The Bank I Don’t Want To Live Without

The Bank I Don’t Want To Live Without

The Liveworker
  • The Liveworker
  • Service Designer

People's understanding of their personal financial situation is a complex matter. There are fixed and discretionary expenses, as well as daily and one-off costs. Also, people use a number of payment methods to manage their personal finance and are increasingly going online or mobile. These create new customer expectations, making their banking experience feel fragmented.

A new banking paradigm

Just two decades ago, person-to-person payments were made entirely by cash or cheque. At the end of the 20th century, online and then mobile payments took to the stage. Consumers now have plenty of payment choices, often involving third-party providers. As such, all banking related processes are becoming less visible to consumers’ eyes, making the process unclear and open to suspicion. People aren’t sure which intermediaries are responsible in the events of incidents or errors. People expect banks to proactively analyse their past, to facilitate their present, and offer advice for the future. The traditional concept of banking is simply outdated.

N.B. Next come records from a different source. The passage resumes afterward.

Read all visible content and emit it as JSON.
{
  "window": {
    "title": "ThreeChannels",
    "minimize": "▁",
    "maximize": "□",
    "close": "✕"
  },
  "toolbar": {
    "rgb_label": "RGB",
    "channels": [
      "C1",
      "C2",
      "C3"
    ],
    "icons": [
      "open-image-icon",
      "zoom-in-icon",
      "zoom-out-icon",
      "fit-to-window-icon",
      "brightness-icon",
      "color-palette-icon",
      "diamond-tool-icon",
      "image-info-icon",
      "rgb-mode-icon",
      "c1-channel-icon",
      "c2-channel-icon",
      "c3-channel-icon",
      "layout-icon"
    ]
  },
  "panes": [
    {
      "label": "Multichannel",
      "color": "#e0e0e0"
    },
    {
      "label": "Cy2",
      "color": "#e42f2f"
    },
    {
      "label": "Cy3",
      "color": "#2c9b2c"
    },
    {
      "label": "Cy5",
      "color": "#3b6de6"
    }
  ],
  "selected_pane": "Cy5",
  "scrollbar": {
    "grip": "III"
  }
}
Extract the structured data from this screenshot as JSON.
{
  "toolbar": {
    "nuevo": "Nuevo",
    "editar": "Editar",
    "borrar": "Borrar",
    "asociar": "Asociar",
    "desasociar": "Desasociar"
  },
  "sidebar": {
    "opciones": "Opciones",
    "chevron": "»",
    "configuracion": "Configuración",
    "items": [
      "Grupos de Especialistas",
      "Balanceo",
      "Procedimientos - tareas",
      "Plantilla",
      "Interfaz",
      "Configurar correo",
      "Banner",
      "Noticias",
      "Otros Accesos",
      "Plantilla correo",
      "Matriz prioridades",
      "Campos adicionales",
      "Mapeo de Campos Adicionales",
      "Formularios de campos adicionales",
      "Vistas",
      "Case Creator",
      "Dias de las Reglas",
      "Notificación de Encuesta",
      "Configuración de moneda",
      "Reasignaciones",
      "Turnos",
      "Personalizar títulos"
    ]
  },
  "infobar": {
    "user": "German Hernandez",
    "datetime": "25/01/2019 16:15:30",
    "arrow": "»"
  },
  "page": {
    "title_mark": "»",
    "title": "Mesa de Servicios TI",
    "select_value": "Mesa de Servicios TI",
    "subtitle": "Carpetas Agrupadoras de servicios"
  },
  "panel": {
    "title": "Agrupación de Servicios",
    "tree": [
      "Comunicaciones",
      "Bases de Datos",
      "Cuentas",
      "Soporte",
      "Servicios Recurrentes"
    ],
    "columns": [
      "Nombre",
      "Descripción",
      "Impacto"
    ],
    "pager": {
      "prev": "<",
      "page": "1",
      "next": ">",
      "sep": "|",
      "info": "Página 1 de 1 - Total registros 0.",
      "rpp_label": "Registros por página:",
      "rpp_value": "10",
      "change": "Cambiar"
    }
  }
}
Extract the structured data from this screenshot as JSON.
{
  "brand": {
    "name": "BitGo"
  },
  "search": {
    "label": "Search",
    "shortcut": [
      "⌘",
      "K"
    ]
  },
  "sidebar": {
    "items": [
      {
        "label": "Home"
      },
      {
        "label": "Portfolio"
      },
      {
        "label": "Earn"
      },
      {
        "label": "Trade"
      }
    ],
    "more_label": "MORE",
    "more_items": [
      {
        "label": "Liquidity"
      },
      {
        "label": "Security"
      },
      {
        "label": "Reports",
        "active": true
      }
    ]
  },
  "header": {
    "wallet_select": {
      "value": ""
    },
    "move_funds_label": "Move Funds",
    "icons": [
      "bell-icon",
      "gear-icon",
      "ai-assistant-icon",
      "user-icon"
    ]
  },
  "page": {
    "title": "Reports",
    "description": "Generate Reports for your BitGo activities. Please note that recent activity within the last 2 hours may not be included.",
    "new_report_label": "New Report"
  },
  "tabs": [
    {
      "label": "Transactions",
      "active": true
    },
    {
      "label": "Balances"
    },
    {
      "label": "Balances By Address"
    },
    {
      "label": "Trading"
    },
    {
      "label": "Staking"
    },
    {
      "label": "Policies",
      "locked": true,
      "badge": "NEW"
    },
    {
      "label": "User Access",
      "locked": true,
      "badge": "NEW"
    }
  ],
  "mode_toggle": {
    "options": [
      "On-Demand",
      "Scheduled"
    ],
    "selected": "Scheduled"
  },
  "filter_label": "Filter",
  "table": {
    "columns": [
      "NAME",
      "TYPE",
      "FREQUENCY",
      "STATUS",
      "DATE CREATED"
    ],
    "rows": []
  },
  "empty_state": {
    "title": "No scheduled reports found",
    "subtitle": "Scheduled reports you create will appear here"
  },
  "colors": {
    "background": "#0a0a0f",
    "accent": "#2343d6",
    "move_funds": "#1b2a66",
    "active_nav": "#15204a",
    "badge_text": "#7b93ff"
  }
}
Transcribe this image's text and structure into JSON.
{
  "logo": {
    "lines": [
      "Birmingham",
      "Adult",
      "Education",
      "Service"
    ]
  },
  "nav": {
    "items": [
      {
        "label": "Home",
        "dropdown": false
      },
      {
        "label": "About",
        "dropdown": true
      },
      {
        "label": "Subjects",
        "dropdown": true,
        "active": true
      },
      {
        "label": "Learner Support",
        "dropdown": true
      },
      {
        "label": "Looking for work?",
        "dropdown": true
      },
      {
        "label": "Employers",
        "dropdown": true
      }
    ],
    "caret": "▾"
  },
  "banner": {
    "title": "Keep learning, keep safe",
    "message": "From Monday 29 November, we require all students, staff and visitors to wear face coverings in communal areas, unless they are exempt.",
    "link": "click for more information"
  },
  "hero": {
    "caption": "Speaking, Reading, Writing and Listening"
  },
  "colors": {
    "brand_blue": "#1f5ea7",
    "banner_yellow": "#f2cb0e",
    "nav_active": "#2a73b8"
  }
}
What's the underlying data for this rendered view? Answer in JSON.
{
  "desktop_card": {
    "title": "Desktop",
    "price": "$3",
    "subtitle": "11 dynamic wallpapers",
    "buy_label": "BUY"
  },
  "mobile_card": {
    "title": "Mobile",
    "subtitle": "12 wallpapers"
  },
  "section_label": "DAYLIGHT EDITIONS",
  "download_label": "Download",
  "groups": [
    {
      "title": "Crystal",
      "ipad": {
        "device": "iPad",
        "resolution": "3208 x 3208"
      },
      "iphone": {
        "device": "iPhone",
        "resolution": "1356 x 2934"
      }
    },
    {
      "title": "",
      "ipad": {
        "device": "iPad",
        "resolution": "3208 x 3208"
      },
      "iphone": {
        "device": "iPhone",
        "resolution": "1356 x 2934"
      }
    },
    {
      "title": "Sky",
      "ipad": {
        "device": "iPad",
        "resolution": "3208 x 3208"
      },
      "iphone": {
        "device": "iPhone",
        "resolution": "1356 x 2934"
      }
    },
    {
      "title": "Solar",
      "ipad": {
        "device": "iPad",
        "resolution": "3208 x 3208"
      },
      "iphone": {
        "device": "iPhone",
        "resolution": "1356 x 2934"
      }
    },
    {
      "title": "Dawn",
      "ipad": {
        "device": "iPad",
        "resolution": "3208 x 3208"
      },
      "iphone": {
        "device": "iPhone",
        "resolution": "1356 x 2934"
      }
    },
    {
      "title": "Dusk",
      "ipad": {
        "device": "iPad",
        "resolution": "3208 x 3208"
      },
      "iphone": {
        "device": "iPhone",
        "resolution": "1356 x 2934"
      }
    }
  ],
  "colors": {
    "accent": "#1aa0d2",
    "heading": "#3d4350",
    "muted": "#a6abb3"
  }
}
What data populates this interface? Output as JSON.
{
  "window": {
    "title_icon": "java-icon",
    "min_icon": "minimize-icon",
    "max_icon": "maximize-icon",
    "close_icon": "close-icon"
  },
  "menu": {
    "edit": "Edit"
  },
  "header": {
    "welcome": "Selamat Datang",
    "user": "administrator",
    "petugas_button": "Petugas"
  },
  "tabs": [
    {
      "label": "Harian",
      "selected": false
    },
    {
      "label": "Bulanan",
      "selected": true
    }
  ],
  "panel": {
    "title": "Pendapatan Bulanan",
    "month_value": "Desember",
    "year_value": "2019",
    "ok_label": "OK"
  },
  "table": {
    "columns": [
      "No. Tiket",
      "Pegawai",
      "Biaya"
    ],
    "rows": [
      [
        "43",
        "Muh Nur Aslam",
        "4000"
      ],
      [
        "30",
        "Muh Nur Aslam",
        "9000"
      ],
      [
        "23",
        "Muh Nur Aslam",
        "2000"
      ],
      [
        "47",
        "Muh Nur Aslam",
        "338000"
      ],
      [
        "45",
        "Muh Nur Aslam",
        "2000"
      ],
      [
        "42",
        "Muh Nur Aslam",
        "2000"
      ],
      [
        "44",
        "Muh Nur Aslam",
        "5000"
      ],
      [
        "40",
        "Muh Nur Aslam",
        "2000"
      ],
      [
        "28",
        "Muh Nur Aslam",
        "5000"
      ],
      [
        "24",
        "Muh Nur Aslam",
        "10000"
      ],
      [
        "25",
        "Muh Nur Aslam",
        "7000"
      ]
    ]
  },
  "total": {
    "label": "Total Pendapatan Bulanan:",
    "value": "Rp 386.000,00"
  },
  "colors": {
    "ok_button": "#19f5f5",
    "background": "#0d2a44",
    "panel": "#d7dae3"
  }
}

Flexibility and convenience are rated high in the priorities of people’s financial lives. Two in every three consumers consider it “extremely important” for a payment method to allow them to buy what they want, when they want it, through the medium they want. One of the reasons behind this trend is that half of the customers view shopping as an experience rather than a mere transaction. In this context, the bank is no longer a major interface between people and their money, and disappears behind a number of third-party providers.

Consumer's financial life

When people think about their financial situation, they focus on their expenses, investments and savings. They look into their current and future financial needs, but rarely their banks. The banks come into the picture only when they are needed to facilitate transactions. For example, when a consumer considers buying a house, the initial concerns are whether he or she can afford it and the consequences of taking on a mortgage. The bank is often among the last factors in the decision making process.

The financial situation of consumers can be broken down into four types of expenses, based on the scope of activities. They are Essentials, Household, Leisure and Future. In Europe, Household and Future concern most people. In countries such as Germany, the Netherlands and the U.K., people are most willing to get a loan for their children’s education. However, in Italy and Scandinavia, it’s more common for people to take on mortgages to buy a house.

Past, present and future of consumer's banking

While customers expect their banks to meet their current banking and financial needs, they are most satisfied when the banks can advise on their future financial choices based on their past and current needs and information. Research shows that half of the customers would engage more deeply with their banks, if they are supported to reach personal financial goals. Customers are seeking a proactive bank which is capable of advising them.

More than half of consumers expect their banks to use the information they hold about them to provide customised products and services that fit their needs, and to help them save. They expect their banks to recognise their past relationship, and to build better services on that foundation. People want services that are simple, secure, flexible, accountable and offer them more control. Half of all consumers seek advice from their banks on meeting their future financial goals.

Consumers don't feel attached to their banks

As more payment methods become available (e.g. Paypal, Google Wallet, Apple Pay), banks become less tangible, making consumers feel less attached. In an interview, almost half of the consumers think all financial services providers are the same. Most of them do remain with their banks, not because they are loyal to them, but because they can’t be bothered to switch. But they are very likely to switch, once innovative newcomers or “industry disrupters” come to the market.

Consumers seek banks for support

Even though the bank disappears behind a multitude of alternative online and mobile payment methods, in the event of an incident, consumers suddenly actively start looking to their bank for help and support. People expect their bank to work with them to solve the problem, sometimes to actively make them aware of it, and in general to behave as their advocate. One-third of consumers reported having a problem in the last 12 months for which they contacted their bank to seek support.

People don’t always do as they say. There is a fundamental difference between what people say in an interview, and what they actually do while being observed. When banks fail in customer experience, price or convenience, they really touch the core of what is important for people in the relationship with their bank. No preventive interview can gauge these situations, yet when they occur, more than 30% of consumers actually opt for closing their bank accounts and switching to competitors.

When customers have a payment-related incident, their banks suddenly become visible and indispensable to them. In these situations, people actively look for support from their banks, and expect them to be their advocates. A successful intervention has the potential of winning more businesses with the customer in the future.

Be the customer's advocate

Customer expectations of banks are becoming increasingly precise and sophisticated. One of the clearest emerging roles consumers wish their bank to take on is the one of advocate. They appreciate their banks to play this role most in times of incidents and to help them deal with third-party providers. Most importantly, consumers see it as the job of their bank to reduce the complexity of their financial lives. And lastly, they want their banks to correctly understand their financial needs and advise them on future financial decisions.